 Slow to React

 For one thing, symptoms of an allergic response to meat typically don’t appear until three to six hours after eating, while other food allergies produce symptoms in minutes. The reason? The substance that causes the body to develop antibodies — at the root of the allergic response — is found in greater abundance in fats, which are absorbed slowly.

 The most practical way to identify a meat allergy is to take note of whether symptoms arise predictably (within a few hours) after eating it. Beef is the most common allergy-causing meat, Dr. Commins said, but pork, lamb and indeed any mammalian meat (think animals with hooves) can be problematic. Pay attention if you experience itching after eating these meats — and, if you notice that meats cause a reaction, keep track of whether removing all meat from your diet makes symptoms vanish altogether.

 Tick, Tock — Why Now?

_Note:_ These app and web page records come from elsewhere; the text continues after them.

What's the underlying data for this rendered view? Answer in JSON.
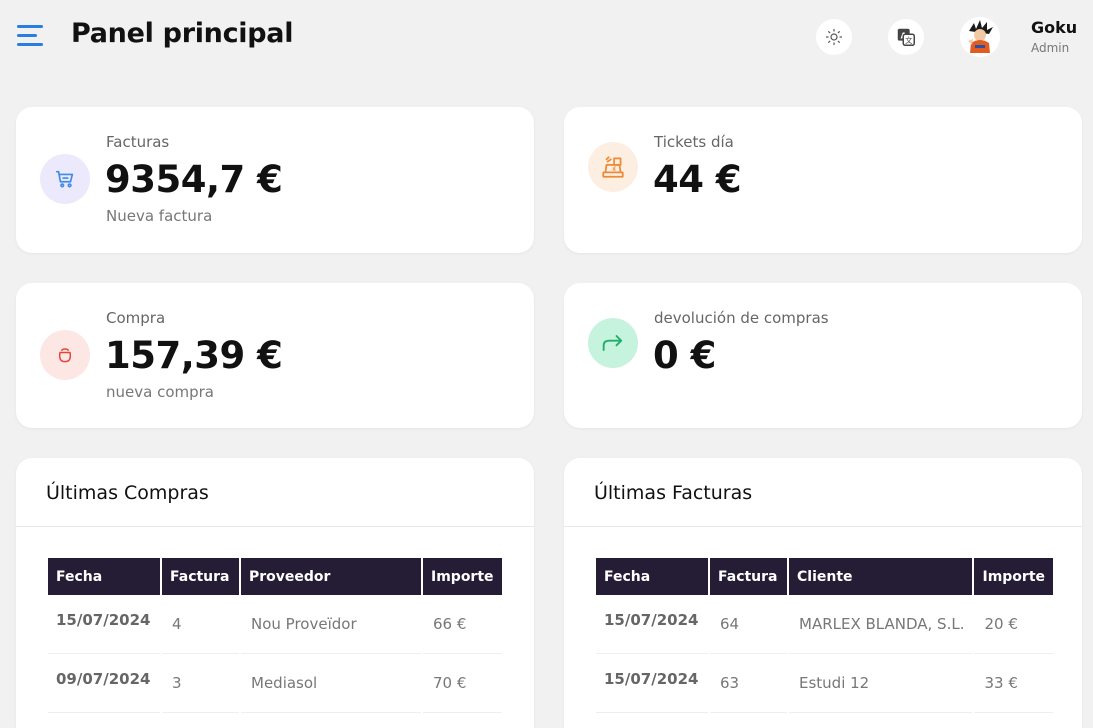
{
  "header": {
    "title": "Panel principal",
    "user_name": "Goku",
    "user_role": "Admin",
    "accent_color": "#2a7de1"
  },
  "stats": [
    {
      "label": "Facturas",
      "value": "9354,7 €",
      "sub": "Nueva factura",
      "icon": "cart-icon",
      "icon_color": "#3d8be6",
      "icon_bg": "#ebe9fb"
    },
    {
      "label": "Tickets día",
      "value": "44 €",
      "sub": "",
      "icon": "cash-register-icon",
      "icon_color": "#ec8a35",
      "icon_bg": "#fdeee2"
    },
    {
      "label": "Compra",
      "value": "157,39 €",
      "sub": "nueva compra",
      "icon": "bag-icon",
      "icon_color": "#e0463a",
      "icon_bg": "#fde7e4"
    },
    {
      "label": "devolución de compras",
      "value": "0 €",
      "sub": "",
      "icon": "share-arrow-icon",
      "icon_color": "#1fae6c",
      "icon_bg": "#c6f3dd"
    }
  ],
  "compras": {
    "title": "Últimas Compras",
    "columns": [
      "Fecha",
      "Factura",
      "Proveedor",
      "Importe"
    ],
    "rows": [
      {
        "fecha": "15/07/2024",
        "factura": "4",
        "proveedor": "Nou Proveïdor",
        "importe": "66 €"
      },
      {
        "fecha": "09/07/2024",
        "factura": "3",
        "proveedor": "Mediasol",
        "importe": "70 €"
      }
    ]
  },
  "facturas": {
    "title": "Últimas Facturas",
    "columns": [
      "Fecha",
      "Factura",
      "Cliente",
      "Importe"
    ],
    "rows": [
      {
        "fecha": "15/07/2024",
        "factura": "64",
        "cliente": "MARLEX BLANDA, S.L.",
        "importe": "20 €"
      },
      {
        "fecha": "15/07/2024",
        "factura": "63",
        "cliente": "Estudi 12",
        "importe": "33 €"
      }
    ]
  },
  "colors": {
    "table_header_bg": "#251d35",
    "page_bg": "#f1f1f1"
  }
}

 To verify whether this meat allergy was indeed more widespread than had been previously thought, researchers at the University of Virginia, the University of Tennessee and the John James Medical Center in Australia examined 60 patients, all of whom had had at least one incidence of unexplained anaphylaxis. Examining their medical records for clues revealed that the vast majority (more than 90%) had reported tick bites. In susceptible people, tick bites can trigger production of an antibody that binds to a carbohydrate and causes the release of histamines — hence the allergic response. The test results showed that more than 40% (25 patients) had a positive reaction that indicated they were allergic to meat — far higher than the less than 5% that had previously been estimated.

 The researchers believe that the allergy can be set off by a bite from any and all ticks, including dog ticks, deer ticks, etc. Interestingly, people with certain blood types — specifically, the rarer ones, B and AB — appear to be less likely to develop a meat allergy than people with more common blood types. The allergic reaction seems to be more prevalent in the South as well — Dr. Commins said that this might be because Southerners are more likely to live in rural areas, close to woods, where they are in contact with ticks.

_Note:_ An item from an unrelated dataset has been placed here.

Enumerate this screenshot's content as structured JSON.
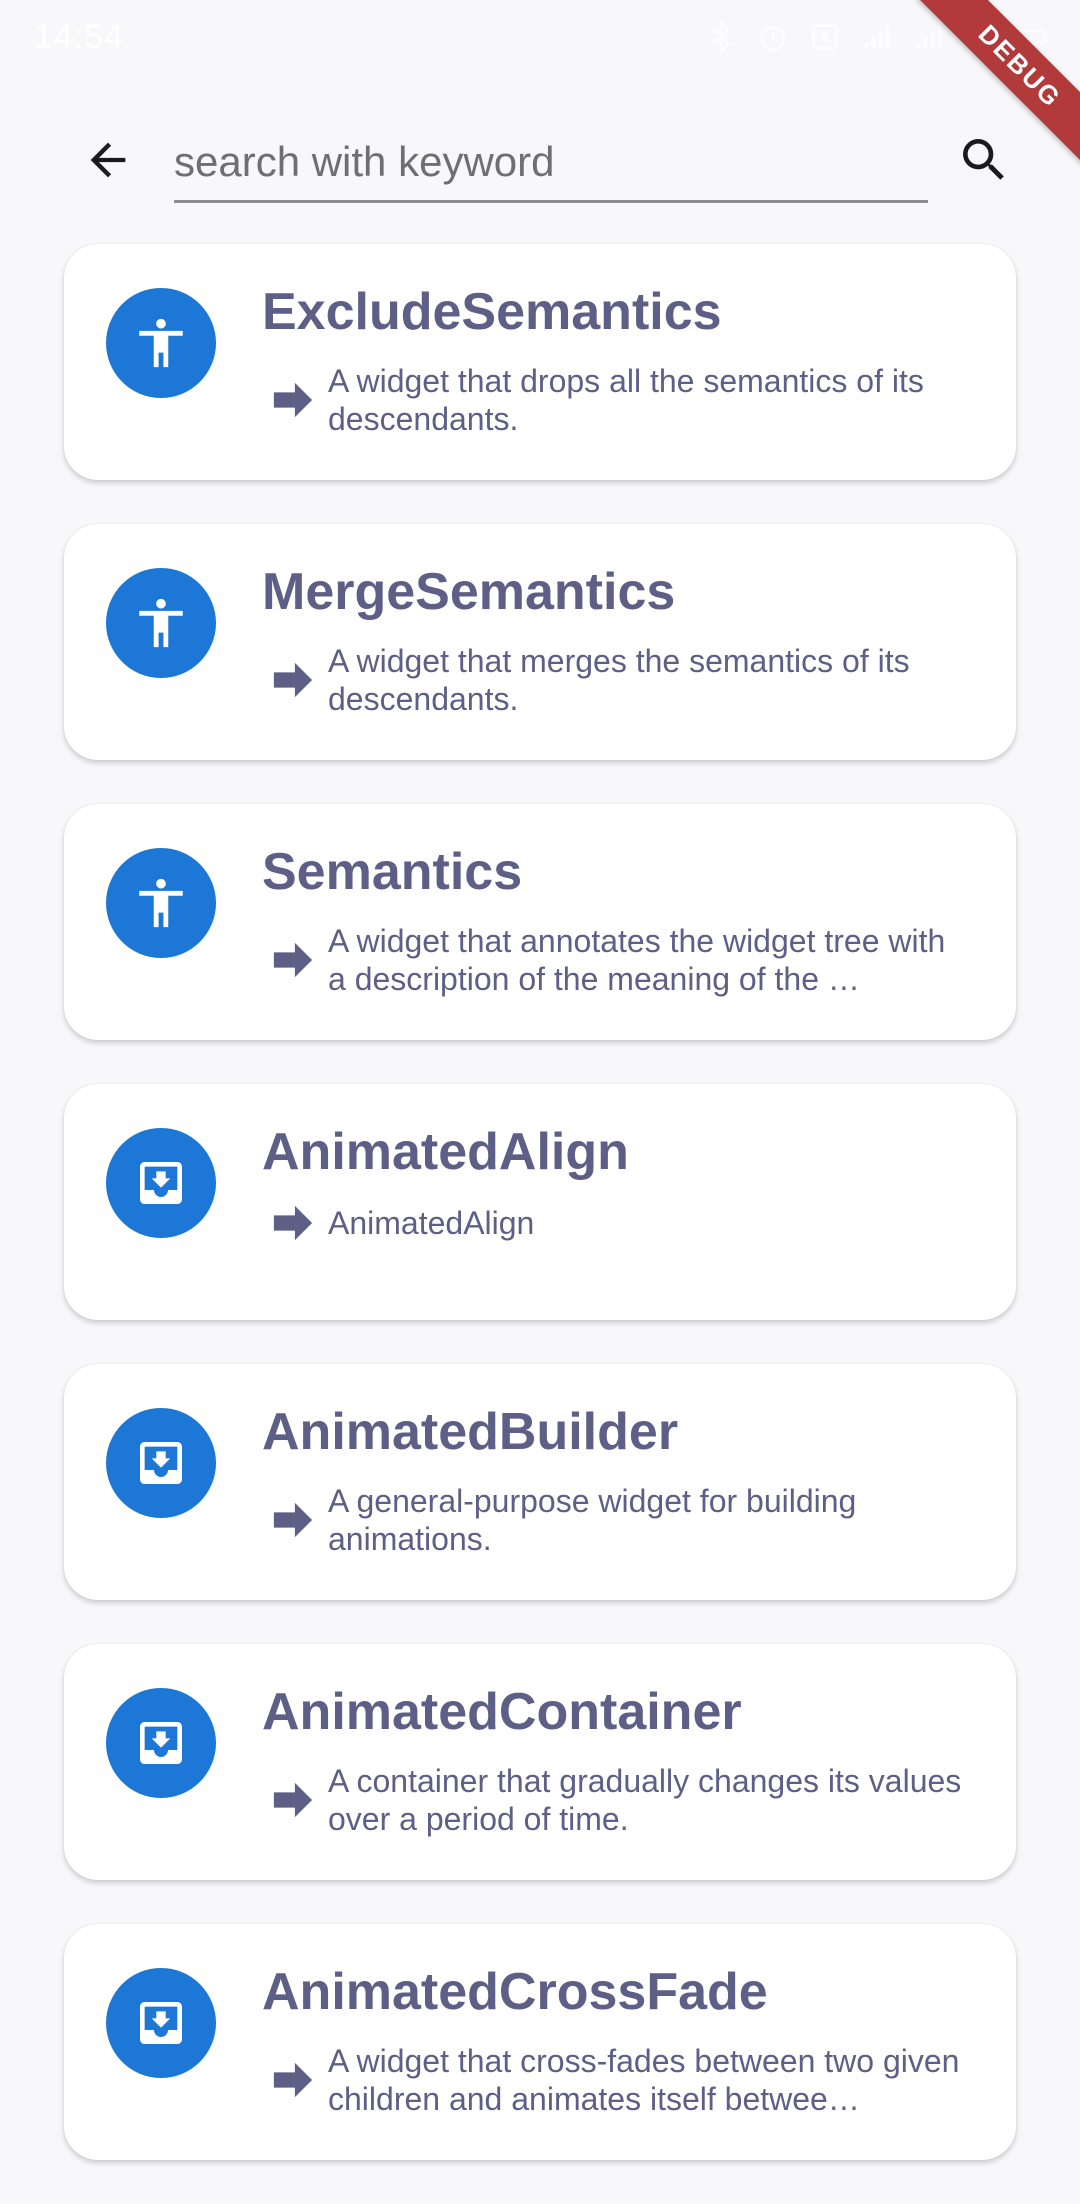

 What you can do

 First of all, this is yet another reason why it is important to take precautions to avoid exposure to all ticks and to remove them quickly if you find one on your body. Also, if you’ve eaten meat…

  • Be alert to unexplained symptoms that could be allergic reactions, including itching, swelling, rash, hives or intestinal irritation. More severe symptoms, such as chaotic heartbeat, airway constriction, rapid drop in blood pressure or loss of consciousness, indicate anaphylactic shock, which is a medical emergency.
  • If you notice recurrent mild allergy symptoms, keep a food diary to track whether your reactions correlate to eating meat. In addition, visit a board-certified allergist for an evaluation. Dr. Commins says that he encourages allergists to do a series of blood tests for beef, pork, lamb, chicken and turkey. “If all the tests for the red meats are positive, but negative for the other two, the patient probably is allergic to meat,” he says.
  • Benadryl can be helpful in quelling allergic reactions limited to the skin or gastrointestinal system, but be aware that your reaction can progress to a more serious one — in which case you should seek medical help.

Overall, this allergy is still quite unusual, says Dr. Cummins, so don’t be overly concerned, but if you start itching after a weekend barbecue, don’t be too quick to blame it on mosquitoes!

 Source(s):

Scott P. Commins, MD, PhD, allergist and immunologist, University of Virginia, Charlottesville.